Fig. 5a.- An alternative method of biasing an output valve of the indirectly heated type.
A slightly different system of automatic biasing is recommended for output valves of the three electrode type, whether indirectly or directly heated. This is shown in Figs. 5A and 5B and is so designed that the biasing resistance is not included in the output circuit of the valve. In other words, instead of connecting the grid to common negative and raising the potential of the cathode, the cathode is connected to the common negative, which is raised to a positive potential with respect to H.T. - and the grid is connected to H.T. --- By thus removing the bias resistance from the output circuit the loss of audio-frequency energy represented by the power dissipated in the biasing resistance is avoided.
Biasing a directly heated output valve.
It will be noted that the two diagrams Figs. 5A and 5B are identical except that, in the case of the directly heated valve, the centre tap of the filament winding is connected to the common negative.

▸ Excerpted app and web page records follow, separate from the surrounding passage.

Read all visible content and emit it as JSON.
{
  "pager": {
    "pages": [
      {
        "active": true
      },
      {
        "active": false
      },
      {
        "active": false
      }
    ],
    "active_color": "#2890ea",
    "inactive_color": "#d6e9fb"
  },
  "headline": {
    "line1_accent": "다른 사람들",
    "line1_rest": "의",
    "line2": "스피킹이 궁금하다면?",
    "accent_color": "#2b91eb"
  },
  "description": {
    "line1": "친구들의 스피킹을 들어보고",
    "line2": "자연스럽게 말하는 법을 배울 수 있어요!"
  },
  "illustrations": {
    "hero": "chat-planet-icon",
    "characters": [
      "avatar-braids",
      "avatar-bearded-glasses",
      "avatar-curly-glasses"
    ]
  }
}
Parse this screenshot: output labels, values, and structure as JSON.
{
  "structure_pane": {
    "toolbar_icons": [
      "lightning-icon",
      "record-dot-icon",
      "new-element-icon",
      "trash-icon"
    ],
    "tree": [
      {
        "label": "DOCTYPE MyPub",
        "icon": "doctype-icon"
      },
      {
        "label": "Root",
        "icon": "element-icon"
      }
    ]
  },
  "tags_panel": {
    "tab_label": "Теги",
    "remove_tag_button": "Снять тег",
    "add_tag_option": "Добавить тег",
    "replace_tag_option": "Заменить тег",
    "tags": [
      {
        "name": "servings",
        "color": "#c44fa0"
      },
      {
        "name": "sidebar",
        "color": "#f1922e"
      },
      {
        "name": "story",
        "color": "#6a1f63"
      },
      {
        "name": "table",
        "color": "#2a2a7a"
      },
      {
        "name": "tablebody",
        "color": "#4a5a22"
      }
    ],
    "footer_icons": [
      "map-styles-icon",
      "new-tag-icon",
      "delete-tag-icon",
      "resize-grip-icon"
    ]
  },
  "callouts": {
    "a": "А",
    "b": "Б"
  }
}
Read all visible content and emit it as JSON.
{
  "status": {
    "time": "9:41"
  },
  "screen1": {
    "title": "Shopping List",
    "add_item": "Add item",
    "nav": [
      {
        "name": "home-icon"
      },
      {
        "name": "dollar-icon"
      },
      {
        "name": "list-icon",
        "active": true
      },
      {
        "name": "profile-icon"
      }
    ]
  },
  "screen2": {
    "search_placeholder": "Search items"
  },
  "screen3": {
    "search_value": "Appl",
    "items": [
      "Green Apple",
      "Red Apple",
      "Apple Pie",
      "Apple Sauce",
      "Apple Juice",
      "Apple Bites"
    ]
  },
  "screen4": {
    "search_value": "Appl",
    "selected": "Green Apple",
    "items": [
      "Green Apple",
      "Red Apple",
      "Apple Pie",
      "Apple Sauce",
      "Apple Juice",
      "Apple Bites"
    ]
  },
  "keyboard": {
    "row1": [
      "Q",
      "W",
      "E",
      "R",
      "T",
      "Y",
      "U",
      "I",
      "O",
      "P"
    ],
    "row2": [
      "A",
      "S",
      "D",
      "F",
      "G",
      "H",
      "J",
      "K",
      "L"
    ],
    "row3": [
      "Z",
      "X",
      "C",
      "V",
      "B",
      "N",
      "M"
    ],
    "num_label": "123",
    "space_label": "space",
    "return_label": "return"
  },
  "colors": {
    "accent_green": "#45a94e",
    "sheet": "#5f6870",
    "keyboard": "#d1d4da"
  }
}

Indirectly heated pentode valves can, if desired, be biased in the simple manner shown in Fig. 4, because the impedance of the load in a pentode output circuit is usually high compared with the biasing resistance and the losses in the resistance are therefore not so serious. The arrangements shown in Fig. 5A, however, is preferable. Diagram 5B must, of course, be employed for, a directly heated pentode.
It must he remembered that the circuits shown in Figs. 5A and 5B are such that the who whole high-tension current of the seat, and not only the anode current of the output valve passes through the bias resistance, and in calculating the value of the resistance this face must be kept in mind. Provided the calculation is correctly made, and providing the total high-tension consumption of the set is constant, the system if perfectly satisfactory. If, however, one or more variable mu valves are employed An the high-frequency stages, their anode currents will vary according to the setting of their own biasing resistance, and this would upset the bias arrangements for the output valve.
In such a case, therefore, a further variant of the biasing circuit is necessary. This is given in Fig. 6, and is similar to that shown in Fig. 4, except that the resistance is again excluded from the output circuit.
The method of calculating the bias resistance is quite simple, Divide the required bias voltage by the anode current in milliamperes and multiply the answer by 1,000. This gives at once the value of the bias resistance in ohms.
An indirectly heated output valve with the bias resistance in the cathode lead.
Example:To find the correct bias resistance for a valve requiring a bias of 18 volts and taking 30 milliamps.
Resistance = 18 x 1,000/30.
= 600 ohms.
As it it is not always possible to obtain a fixed resistance of exactly the value required, it is an advantage to use a semi-adjustable resistor of rather higher maximum value than the correct figure found by calculation, and this will allow of a certain margin for final adjustment for best results. Some designers go farther, and use two resistances for biasing, one fixed and the other variable, connected in series. The object is to avoid running the valve. with no bias or very low bias, if, by error, the adjustable resistance is moved too far over towards its minimum position.
Taken from HOBBIES magazine issue 607 dated March 11th, 1933